Task directions: Print out all the records, word for word.

(Data about app and page elements)
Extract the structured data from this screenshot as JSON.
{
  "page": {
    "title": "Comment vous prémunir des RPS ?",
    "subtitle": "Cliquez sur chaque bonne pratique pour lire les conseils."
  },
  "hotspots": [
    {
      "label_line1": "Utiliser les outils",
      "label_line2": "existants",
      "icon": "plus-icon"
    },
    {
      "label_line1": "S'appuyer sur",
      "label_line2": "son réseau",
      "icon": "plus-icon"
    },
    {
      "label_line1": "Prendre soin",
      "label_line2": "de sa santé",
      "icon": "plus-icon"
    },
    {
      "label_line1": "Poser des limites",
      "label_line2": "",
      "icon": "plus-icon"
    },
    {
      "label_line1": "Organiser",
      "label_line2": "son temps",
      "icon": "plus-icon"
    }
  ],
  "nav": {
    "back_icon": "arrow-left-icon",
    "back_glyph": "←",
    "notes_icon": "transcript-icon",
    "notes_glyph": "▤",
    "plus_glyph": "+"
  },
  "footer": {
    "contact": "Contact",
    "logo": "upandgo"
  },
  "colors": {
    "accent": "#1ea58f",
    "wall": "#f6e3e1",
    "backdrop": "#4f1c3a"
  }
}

Answer space:
Extract the structured data from this screenshot as JSON.
{
  "page": {
    "title": "Comment vous prémunir des RPS ?",
    "subtitle": "Cliquez sur chaque bonne pratique pour lire les conseils."
  },
  "hotspots": [
    {
      "label_line1": "Utiliser les outils",
      "label_line2": "existants",
      "icon": "plus-icon"
    },
    {
      "label_line1": "S'appuyer sur",
      "label_line2": "son réseau",
      "icon": "plus-icon"
    },
    {
      "label_line1": "Prendre soin",
      "label_line2": "de sa santé",
      "icon": "plus-icon"
    },
    {
      "label_line1": "Poser des limites",
      "label_line2": "",
      "icon": "plus-icon"
    },
    {
      "label_line1": "Organiser",
      "label_line2": "son temps",
      "icon": "plus-icon"
    }
  ],
  "nav": {
    "back_icon": "arrow-left-icon",
    "back_glyph": "←",
    "notes_icon": "transcript-icon",
    "notes_glyph": "▤",
    "plus_glyph": "+"
  },
  "footer": {
    "contact": "Contact",
    "logo": "upandgo"
  },
  "colors": {
    "accent": "#1ea58f",
    "wall": "#f6e3e1",
    "backdrop": "#4f1c3a"
  }
}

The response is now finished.